Ecuador to Grant Indians Title to Rain Forest Lands
| QUITO, ECUADOR
THE government of President Rodrigo Borja Cevallos is putting the final touches on an unprecedented plan to protect Ecuador's last expanse of tropical rain forest by officially recognizing it as the traditional territory of three Indian communities.
The three groups, the Achuar, Shiwiar, and Quechua, won President Borja's approval for communal territories after a 12-day Indian march last month, the first in Ecuador's history, from their Amazonian homeland to the capital Quito. About 2,500 men, women, and children, many of them seeing Quito for the first time, say they will camp in one of the capital's parks until the government grants them titles to millions of acres in the eastern Pastaza region.
Though the amount of land is still being negotiated, government officials say privately that the territories could comprise the 2 million hectares (5 million acres) demanded by the region's 30,000 Indians, the majority of them grouped under the Organization of Indian Peoples of Pastaza (OPIP). Most analysts agree that no matter what the final land tally, the government is in the process of setting up one of the largest single stretches of Indian territory in the hemisphere.
Officials and Indian leaders say the granting of the territories to native peoples is almost sure to slow, if not stop, destructive colonization of the Amazon region by Ecuador's mestizo population. In other regions of once- virgin rain forest, the government has all but ignored the original Indian inhabitants while promoting colonization by wood cutters, farmers, and cattle ranchers. The policy has contributed to the highest deforestation rate in South America, about 142,500 hectares (351,975 acres), or
2.4 percent of the total, each year.
"There is a mutual interest in preventing more damage and preserving the rain forest for the next generations," says government negotiator Diego Bonifaz. "The handing over of these territories to Indians supports the argument that there is not much land left in Ecuador to occupy."
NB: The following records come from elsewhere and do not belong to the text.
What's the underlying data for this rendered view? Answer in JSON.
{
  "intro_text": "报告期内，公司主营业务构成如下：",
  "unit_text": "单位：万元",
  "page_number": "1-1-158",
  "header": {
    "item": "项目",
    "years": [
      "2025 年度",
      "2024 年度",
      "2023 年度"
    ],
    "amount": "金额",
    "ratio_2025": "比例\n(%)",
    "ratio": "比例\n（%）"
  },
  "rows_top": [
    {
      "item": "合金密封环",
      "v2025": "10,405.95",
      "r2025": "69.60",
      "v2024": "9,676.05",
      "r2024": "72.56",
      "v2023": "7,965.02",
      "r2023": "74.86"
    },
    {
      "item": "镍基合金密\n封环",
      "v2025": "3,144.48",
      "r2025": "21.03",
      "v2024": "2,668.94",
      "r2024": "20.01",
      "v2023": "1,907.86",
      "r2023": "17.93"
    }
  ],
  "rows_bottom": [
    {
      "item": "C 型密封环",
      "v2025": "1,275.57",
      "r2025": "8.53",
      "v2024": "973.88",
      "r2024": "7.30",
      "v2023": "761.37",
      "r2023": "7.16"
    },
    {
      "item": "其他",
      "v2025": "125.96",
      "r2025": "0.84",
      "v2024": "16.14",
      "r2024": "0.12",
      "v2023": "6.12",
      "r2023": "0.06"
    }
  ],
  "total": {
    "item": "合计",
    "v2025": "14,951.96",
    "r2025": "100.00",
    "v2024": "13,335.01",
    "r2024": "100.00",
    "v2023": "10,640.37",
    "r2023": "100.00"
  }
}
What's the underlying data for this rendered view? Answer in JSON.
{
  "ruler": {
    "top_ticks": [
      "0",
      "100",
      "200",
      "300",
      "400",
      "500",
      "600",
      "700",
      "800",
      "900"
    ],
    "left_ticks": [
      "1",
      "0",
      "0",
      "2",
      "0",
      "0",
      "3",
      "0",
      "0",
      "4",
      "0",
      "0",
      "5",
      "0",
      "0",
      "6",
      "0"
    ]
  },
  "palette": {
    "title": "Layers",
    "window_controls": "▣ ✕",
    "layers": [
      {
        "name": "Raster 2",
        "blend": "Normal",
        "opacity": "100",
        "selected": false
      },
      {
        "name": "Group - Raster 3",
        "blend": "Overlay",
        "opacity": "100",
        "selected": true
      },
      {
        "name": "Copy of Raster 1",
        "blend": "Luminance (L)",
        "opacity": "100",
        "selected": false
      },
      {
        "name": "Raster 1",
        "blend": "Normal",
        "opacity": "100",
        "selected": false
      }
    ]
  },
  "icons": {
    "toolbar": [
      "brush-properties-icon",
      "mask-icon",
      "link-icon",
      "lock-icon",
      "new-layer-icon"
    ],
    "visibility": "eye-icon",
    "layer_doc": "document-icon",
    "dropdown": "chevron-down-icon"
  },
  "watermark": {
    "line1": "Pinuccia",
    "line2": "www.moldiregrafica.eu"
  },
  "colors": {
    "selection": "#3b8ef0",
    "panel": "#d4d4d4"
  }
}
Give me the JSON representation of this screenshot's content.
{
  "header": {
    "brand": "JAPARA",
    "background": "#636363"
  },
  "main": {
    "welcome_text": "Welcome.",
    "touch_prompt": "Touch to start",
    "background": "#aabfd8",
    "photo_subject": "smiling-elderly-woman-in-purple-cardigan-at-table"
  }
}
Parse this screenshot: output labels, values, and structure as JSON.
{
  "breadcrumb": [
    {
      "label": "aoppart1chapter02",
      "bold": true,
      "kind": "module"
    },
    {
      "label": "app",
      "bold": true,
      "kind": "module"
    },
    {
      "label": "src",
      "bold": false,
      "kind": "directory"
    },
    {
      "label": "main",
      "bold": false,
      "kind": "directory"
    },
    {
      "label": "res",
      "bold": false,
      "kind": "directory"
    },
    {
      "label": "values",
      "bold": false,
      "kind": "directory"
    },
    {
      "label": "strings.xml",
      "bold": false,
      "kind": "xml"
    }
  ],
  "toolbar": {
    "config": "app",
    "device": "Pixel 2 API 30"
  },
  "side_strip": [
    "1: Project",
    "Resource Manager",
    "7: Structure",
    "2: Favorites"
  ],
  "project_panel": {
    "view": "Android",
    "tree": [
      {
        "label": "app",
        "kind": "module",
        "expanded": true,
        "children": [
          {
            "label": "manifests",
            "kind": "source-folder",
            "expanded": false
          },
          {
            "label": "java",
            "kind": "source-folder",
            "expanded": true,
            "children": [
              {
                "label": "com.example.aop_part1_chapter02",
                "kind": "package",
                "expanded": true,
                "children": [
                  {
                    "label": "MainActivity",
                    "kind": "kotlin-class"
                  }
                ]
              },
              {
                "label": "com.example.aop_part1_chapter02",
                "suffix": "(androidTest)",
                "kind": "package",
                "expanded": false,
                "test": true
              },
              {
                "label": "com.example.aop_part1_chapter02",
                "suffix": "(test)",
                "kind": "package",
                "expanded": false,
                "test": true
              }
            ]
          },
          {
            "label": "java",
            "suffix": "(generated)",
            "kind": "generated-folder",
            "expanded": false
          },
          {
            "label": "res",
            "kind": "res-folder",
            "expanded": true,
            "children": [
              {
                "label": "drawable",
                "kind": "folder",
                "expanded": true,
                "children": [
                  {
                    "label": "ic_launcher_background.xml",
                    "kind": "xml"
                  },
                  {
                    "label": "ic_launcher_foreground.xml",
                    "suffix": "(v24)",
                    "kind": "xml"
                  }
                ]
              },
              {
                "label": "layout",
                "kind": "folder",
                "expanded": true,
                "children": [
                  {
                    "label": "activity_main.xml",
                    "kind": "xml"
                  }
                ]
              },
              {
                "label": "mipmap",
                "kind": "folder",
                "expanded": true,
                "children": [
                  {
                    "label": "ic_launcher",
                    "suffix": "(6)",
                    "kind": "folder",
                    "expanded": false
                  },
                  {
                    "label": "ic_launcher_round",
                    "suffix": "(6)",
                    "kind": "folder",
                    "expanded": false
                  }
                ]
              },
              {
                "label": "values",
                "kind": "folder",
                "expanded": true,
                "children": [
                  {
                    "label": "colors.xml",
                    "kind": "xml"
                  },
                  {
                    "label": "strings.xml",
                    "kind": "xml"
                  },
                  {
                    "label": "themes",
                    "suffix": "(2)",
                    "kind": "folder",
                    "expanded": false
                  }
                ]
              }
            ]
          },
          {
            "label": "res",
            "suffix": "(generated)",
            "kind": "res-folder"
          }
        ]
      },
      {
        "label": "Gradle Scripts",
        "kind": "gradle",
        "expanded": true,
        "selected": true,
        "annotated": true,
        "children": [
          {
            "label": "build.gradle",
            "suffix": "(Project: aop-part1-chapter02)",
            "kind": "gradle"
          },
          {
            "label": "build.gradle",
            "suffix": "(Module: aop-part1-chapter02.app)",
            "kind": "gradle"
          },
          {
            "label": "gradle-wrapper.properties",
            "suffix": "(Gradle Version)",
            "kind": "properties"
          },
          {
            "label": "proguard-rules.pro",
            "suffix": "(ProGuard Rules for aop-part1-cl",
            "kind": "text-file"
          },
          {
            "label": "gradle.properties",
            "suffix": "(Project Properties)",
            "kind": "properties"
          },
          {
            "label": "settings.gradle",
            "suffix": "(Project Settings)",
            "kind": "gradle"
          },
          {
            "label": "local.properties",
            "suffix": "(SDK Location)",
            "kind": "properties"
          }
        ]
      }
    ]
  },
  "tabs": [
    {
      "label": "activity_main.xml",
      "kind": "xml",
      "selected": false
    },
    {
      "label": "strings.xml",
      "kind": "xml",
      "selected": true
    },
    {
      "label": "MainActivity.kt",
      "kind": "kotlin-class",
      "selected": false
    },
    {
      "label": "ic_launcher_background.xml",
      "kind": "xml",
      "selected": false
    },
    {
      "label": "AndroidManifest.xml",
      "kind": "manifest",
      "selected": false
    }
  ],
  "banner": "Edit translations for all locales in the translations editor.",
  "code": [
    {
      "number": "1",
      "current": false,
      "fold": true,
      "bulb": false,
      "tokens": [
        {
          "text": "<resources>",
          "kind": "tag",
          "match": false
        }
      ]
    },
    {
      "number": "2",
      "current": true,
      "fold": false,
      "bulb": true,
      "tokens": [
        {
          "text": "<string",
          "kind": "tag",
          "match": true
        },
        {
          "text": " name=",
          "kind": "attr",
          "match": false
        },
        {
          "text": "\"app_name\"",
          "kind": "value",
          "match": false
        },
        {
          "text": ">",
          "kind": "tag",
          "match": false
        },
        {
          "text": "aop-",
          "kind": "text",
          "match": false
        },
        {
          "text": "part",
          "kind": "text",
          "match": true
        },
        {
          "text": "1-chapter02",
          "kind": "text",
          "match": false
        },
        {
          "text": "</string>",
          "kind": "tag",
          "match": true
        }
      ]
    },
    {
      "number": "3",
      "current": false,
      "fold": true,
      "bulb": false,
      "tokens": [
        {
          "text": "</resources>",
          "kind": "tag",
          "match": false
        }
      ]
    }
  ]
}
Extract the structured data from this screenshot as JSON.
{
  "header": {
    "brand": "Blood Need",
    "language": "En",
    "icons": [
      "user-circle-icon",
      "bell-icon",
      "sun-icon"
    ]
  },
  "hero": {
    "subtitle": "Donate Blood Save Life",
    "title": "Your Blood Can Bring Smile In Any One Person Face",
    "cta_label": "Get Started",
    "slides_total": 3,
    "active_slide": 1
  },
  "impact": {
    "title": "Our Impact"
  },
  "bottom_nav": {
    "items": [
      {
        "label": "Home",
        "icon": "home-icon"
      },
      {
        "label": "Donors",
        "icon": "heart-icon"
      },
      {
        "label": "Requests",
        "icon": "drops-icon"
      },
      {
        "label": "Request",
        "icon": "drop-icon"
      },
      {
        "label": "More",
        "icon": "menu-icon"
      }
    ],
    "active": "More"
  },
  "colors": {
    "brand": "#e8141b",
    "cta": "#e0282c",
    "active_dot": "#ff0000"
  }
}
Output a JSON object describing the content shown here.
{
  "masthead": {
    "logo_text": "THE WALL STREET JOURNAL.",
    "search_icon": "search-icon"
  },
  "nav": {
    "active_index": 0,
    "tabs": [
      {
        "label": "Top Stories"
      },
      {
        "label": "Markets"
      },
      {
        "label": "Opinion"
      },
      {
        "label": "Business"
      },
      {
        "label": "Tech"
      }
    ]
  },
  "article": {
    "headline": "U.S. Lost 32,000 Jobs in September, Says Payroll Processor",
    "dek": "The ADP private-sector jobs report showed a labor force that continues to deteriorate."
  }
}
But the agreement leaves another important environmental question unanswered. OPIP leaders had been demanding full autonomy in the region, including final say over whether or not petroleum development could proceed there.
Indians dropped the demand, they say, after realizing that it would have given government officials an excuse for withholding the land titles. The Indians, who have refused to leave Quito without the titles, also feared that including the complicated petroleum issue in the debate would have kept them sleeping under tents in a strange city for months. Already more than a score of campers are being attended by the Red Cross and several volunteer doctors after falling ill.
"We simply decided that the [land] titles are the only feasible objective at this point," OPIP president Alfredo Vargas says, adding that the Indians at least succeeded in convincing the government to give them communal title to traditional territories, rather than pieces of land in the names of individuals.
Mr. Bonifaz admits that the word "territory" is a new one in the official lexicon, but he stresses that it in no way signifies an end to state authority in Pastaza, especially in the area of petroleum development.
"The state is the owner of the subsoil, period," he says.
Oil industry officials and analysts, however, say they fear the government and the Indians have simply decided to postpone the inevitable conflict over new petroleum exploration and drilling, vital for maintaining the nation's proven reserves at slightly under 1.5 billion barrels.
Indeed OPIP is so serious about elaborating its own environmental program for Pastaza that it is planning to send six Indian leaders to the University of California at Berkeley in September to study land management and ecology.
"The minute we get the land, the government is going to have to begin taking our point of view into account" says Leonardo Viteri, an OPIP leader. "The battle over Pastaza's future has just begun."
Such statements cause petroleum executives and analysts to worry that they will never be welcome in Pastaza even if they promise to use the most environmentally sound drilling methods. Last month the Atlantic Richfield Company announced the discovery of 164 million barrels of oil in the region, and many analysts say the field can be exploited with minimum damage to the rain forest.
"All efforts to address environmental concerns are unlikely to convince Indians who have never seen the land as something to be developed," says Nancy Jervis, a Quito petroleum analyst. "The minute oil companies try to go into Pastaza there will be another uprising." The last national protest by Indians in June 1990 shook the country into a new awareness of the problems of native peoples, who account for about 30 percent of the total population of 10 million.
Most Ecuadorans, even those working in the petroleum sector, give the Indians credit for placing their concerns on the national agenda.
OPIP leaders are also apparently learning to listen to other points of view. When the organization began the march, leaders were demanding a moratorium on petroleum exploration and drilling in the Amazon. Now they say they would allow such activity under the strictist environmental regulations, including reducing the number of roads built through the rain forest by petroleum companies. Such roads are often used by invading colonists.
At least some Ecuadorans say the Indians' more flexible attitude represents not a clever guise to grab land, but the growing maturity of a people who will help decide the fate of Ecuador's rain forest.